Data records for software interfaces ->
# # # # # # #

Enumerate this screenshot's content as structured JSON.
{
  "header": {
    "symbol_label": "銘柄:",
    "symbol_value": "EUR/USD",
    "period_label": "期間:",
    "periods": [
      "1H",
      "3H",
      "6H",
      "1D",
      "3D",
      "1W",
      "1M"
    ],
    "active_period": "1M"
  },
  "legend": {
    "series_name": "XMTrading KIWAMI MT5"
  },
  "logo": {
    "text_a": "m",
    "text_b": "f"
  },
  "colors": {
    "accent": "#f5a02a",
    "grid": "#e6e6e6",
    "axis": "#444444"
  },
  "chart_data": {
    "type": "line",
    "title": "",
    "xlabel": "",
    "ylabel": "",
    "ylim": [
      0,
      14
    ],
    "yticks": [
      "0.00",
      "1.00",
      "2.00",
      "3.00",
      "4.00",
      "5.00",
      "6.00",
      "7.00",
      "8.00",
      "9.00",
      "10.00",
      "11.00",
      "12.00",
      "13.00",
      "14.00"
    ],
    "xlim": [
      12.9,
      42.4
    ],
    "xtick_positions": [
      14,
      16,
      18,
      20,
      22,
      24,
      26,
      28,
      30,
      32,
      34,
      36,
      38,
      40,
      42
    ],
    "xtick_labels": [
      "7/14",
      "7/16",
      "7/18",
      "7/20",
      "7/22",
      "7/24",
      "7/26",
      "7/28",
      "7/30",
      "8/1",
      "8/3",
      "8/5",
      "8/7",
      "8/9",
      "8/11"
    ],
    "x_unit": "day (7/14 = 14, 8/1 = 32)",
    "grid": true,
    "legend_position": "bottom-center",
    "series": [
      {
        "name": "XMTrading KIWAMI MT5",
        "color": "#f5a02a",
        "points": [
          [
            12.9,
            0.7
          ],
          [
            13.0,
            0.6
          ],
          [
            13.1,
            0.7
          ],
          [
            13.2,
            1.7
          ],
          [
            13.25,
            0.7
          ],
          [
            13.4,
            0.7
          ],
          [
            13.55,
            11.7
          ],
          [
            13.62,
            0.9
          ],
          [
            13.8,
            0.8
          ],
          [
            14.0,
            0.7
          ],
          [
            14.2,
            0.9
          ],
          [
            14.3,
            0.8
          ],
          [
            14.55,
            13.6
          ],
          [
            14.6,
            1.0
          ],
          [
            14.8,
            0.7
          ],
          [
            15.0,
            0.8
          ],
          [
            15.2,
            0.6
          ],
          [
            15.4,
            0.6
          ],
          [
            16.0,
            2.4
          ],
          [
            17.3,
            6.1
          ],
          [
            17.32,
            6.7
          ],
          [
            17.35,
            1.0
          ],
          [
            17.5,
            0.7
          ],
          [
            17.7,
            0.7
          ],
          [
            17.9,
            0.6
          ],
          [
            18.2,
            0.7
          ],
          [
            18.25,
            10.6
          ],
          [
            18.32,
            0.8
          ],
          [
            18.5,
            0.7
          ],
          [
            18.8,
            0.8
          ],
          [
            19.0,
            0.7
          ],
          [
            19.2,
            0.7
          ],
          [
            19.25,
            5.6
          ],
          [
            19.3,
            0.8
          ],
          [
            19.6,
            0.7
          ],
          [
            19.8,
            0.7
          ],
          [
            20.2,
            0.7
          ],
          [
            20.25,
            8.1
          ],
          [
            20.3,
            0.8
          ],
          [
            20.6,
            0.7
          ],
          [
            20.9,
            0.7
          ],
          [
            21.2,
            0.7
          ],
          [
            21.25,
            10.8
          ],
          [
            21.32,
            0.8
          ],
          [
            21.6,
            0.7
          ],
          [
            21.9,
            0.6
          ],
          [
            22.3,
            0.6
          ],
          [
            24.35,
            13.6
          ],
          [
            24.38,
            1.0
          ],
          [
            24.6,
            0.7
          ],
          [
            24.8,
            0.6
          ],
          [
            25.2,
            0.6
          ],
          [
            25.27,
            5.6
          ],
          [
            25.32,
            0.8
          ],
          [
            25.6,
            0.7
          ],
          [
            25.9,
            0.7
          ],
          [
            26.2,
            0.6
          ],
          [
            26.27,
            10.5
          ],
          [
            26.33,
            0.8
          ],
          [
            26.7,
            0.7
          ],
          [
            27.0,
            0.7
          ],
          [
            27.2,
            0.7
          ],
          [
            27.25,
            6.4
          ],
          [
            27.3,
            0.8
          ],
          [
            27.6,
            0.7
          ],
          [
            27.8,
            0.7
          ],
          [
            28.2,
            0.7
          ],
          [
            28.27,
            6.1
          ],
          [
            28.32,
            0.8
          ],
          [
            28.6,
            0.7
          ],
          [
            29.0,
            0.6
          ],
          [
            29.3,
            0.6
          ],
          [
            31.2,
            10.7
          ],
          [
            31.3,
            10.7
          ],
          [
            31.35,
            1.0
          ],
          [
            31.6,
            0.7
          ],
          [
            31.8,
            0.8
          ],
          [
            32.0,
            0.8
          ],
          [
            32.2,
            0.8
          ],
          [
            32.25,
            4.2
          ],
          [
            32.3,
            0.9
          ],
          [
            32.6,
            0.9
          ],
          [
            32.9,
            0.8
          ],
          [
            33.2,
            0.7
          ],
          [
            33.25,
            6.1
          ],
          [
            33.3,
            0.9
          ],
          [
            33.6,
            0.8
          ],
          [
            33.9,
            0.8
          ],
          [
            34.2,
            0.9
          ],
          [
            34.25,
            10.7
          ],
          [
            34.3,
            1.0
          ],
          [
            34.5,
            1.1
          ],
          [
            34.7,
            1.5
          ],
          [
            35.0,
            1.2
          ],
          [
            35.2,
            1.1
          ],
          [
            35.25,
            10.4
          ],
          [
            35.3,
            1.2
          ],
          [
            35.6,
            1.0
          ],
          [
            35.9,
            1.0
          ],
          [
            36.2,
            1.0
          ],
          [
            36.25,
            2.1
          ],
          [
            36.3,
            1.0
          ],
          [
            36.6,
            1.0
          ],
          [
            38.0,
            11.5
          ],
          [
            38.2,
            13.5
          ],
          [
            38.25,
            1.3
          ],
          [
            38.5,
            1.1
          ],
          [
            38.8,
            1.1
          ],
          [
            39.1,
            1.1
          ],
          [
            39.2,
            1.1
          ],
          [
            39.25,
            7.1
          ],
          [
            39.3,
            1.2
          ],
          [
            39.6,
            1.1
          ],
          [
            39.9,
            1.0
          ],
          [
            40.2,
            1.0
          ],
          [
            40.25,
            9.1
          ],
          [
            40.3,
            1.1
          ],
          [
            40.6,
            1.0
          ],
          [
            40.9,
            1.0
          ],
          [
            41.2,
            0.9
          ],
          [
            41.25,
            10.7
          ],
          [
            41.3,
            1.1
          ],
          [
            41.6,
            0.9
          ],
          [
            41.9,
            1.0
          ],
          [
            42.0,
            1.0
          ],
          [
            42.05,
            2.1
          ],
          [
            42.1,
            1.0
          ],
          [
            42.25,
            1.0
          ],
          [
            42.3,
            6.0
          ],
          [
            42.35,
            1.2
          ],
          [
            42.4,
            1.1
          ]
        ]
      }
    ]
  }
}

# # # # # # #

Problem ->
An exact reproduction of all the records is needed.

Expected output ->
Enumerate this screenshot's content as structured JSON.
{
  "header": {
    "symbol_label": "銘柄:",
    "symbol_value": "EUR/USD",
    "period_label": "期間:",
    "periods": [
      "1H",
      "3H",
      "6H",
      "1D",
      "3D",
      "1W",
      "1M"
    ],
    "active_period": "1M"
  },
  "legend": {
    "series_name": "XMTrading KIWAMI MT5"
  },
  "logo": {
    "text_a": "m",
    "text_b": "f"
  },
  "colors": {
    "accent": "#f5a02a",
    "grid": "#e6e6e6",
    "axis": "#444444"
  },
  "chart_data": {
    "type": "line",
    "title": "",
    "xlabel": "",
    "ylabel": "",
    "ylim": [
      0,
      14
    ],
    "yticks": [
      "0.00",
      "1.00",
      "2.00",
      "3.00",
      "4.00",
      "5.00",
      "6.00",
      "7.00",
      "8.00",
      "9.00",
      "10.00",
      "11.00",
      "12.00",
      "13.00",
      "14.00"
    ],
    "xlim": [
      12.9,
      42.4
    ],
    "xtick_positions": [
      14,
      16,
      18,
      20,
      22,
      24,
      26,
      28,
      30,
      32,
      34,
      36,
      38,
      40,
      42
    ],
    "xtick_labels": [
      "7/14",
      "7/16",
      "7/18",
      "7/20",
      "7/22",
      "7/24",
      "7/26",
      "7/28",
      "7/30",
      "8/1",
      "8/3",
      "8/5",
      "8/7",
      "8/9",
      "8/11"
    ],
    "x_unit": "day (7/14 = 14, 8/1 = 32)",
    "grid": true,
    "legend_position": "bottom-center",
    "series": [
      {
        "name": "XMTrading KIWAMI MT5",
        "color": "#f5a02a",
        "points": [
          [
            12.9,
            0.7
          ],
          [
            13.0,
            0.6
          ],
          [
            13.1,
            0.7
          ],
          [
            13.2,
            1.7
          ],
          [
            13.25,
            0.7
          ],
          [
            13.4,
            0.7
          ],
          [
            13.55,
            11.7
          ],
          [
            13.62,
            0.9
          ],
          [
            13.8,
            0.8
          ],
          [
            14.0,
            0.7
          ],
          [
            14.2,
            0.9
          ],
          [
            14.3,
            0.8
          ],
          [
            14.55,
            13.6
          ],
          [
            14.6,
            1.0
          ],
          [
            14.8,
            0.7
          ],
          [
            15.0,
            0.8
          ],
          [
            15.2,
            0.6
          ],
          [
            15.4,
            0.6
          ],
          [
            16.0,
            2.4
          ],
          [
            17.3,
            6.1
          ],
          [
            17.32,
            6.7
          ],
          [
            17.35,
            1.0
          ],
          [
            17.5,
            0.7
          ],
          [
            17.7,
            0.7
          ],
          [
            17.9,
            0.6
          ],
          [
            18.2,
            0.7
          ],
          [
            18.25,
            10.6
          ],
          [
            18.32,
            0.8
          ],
          [
            18.5,
            0.7
          ],
          [
            18.8,
            0.8
          ],
          [
            19.0,
            0.7
          ],
          [
            19.2,
            0.7
          ],
          [
            19.25,
            5.6
          ],
          [
            19.3,
            0.8
          ],
          [
            19.6,
            0.7
          ],
          [
            19.8,
            0.7
          ],
          [
            20.2,
            0.7
          ],
          [
            20.25,
            8.1
          ],
          [
            20.3,
            0.8
          ],
          [
            20.6,
            0.7
          ],
          [
            20.9,
            0.7
          ],
          [
            21.2,
            0.7
          ],
          [
            21.25,
            10.8
          ],
          [
            21.32,
            0.8
          ],
          [
            21.6,
            0.7
          ],
          [
            21.9,
            0.6
          ],
          [
            22.3,
            0.6
          ],
          [
            24.35,
            13.6
          ],
          [
            24.38,
            1.0
          ],
          [
            24.6,
            0.7
          ],
          [
            24.8,
            0.6
          ],
          [
            25.2,
            0.6
          ],
          [
            25.27,
            5.6
          ],
          [
            25.32,
            0.8
          ],
          [
            25.6,
            0.7
          ],
          [
            25.9,
            0.7
          ],
          [
            26.2,
            0.6
          ],
          [
            26.27,
            10.5
          ],
          [
            26.33,
            0.8
          ],
          [
            26.7,
            0.7
          ],
          [
            27.0,
            0.7
          ],
          [
            27.2,
            0.7
          ],
          [
            27.25,
            6.4
          ],
          [
            27.3,
            0.8
          ],
          [
            27.6,
            0.7
          ],
          [
            27.8,
            0.7
          ],
          [
            28.2,
            0.7
          ],
          [
            28.27,
            6.1
          ],
          [
            28.32,
            0.8
          ],
          [
            28.6,
            0.7
          ],
          [
            29.0,
            0.6
          ],
          [
            29.3,
            0.6
          ],
          [
            31.2,
            10.7
          ],
          [
            31.3,
            10.7
          ],
          [
            31.35,
            1.0
          ],
          [
            31.6,
            0.7
          ],
          [
            31.8,
            0.8
          ],
          [
            32.0,
            0.8
          ],
          [
            32.2,
            0.8
          ],
          [
            32.25,
            4.2
          ],
          [
            32.3,
            0.9
          ],
          [
            32.6,
            0.9
          ],
          [
            32.9,
            0.8
          ],
          [
            33.2,
            0.7
          ],
          [
            33.25,
            6.1
          ],
          [
            33.3,
            0.9
          ],
          [
            33.6,
            0.8
          ],
          [
            33.9,
            0.8
          ],
          [
            34.2,
            0.9
          ],
          [
            34.25,
            10.7
          ],
          [
            34.3,
            1.0
          ],
          [
            34.5,
            1.1
          ],
          [
            34.7,
            1.5
          ],
          [
            35.0,
            1.2
          ],
          [
            35.2,
            1.1
          ],
          [
            35.25,
            10.4
          ],
          [
            35.3,
            1.2
          ],
          [
            35.6,
            1.0
          ],
          [
            35.9,
            1.0
          ],
          [
            36.2,
            1.0
          ],
          [
            36.25,
            2.1
          ],
          [
            36.3,
            1.0
          ],
          [
            36.6,
            1.0
          ],
          [
            38.0,
            11.5
          ],
          [
            38.2,
            13.5
          ],
          [
            38.25,
            1.3
          ],
          [
            38.5,
            1.1
          ],
          [
            38.8,
            1.1
          ],
          [
            39.1,
            1.1
          ],
          [
            39.2,
            1.1
          ],
          [
            39.25,
            7.1
          ],
          [
            39.3,
            1.2
          ],
          [
            39.6,
            1.1
          ],
          [
            39.9,
            1.0
          ],
          [
            40.2,
            1.0
          ],
          [
            40.25,
            9.1
          ],
          [
            40.3,
            1.1
          ],
          [
            40.6,
            1.0
          ],
          [
            40.9,
            1.0
          ],
          [
            41.2,
            0.9
          ],
          [
            41.25,
            10.7
          ],
          [
            41.3,
            1.1
          ],
          [
            41.6,
            0.9
          ],
          [
            41.9,
            1.0
          ],
          [
            42.0,
            1.0
          ],
          [
            42.05,
            2.1
          ],
          [
            42.1,
            1.0
          ],
          [
            42.25,
            1.0
          ],
          [
            42.3,
            6.0
          ],
          [
            42.35,
            1.2
          ],
          [
            42.4,
            1.1
          ]
        ]
      }
    ]
  }
}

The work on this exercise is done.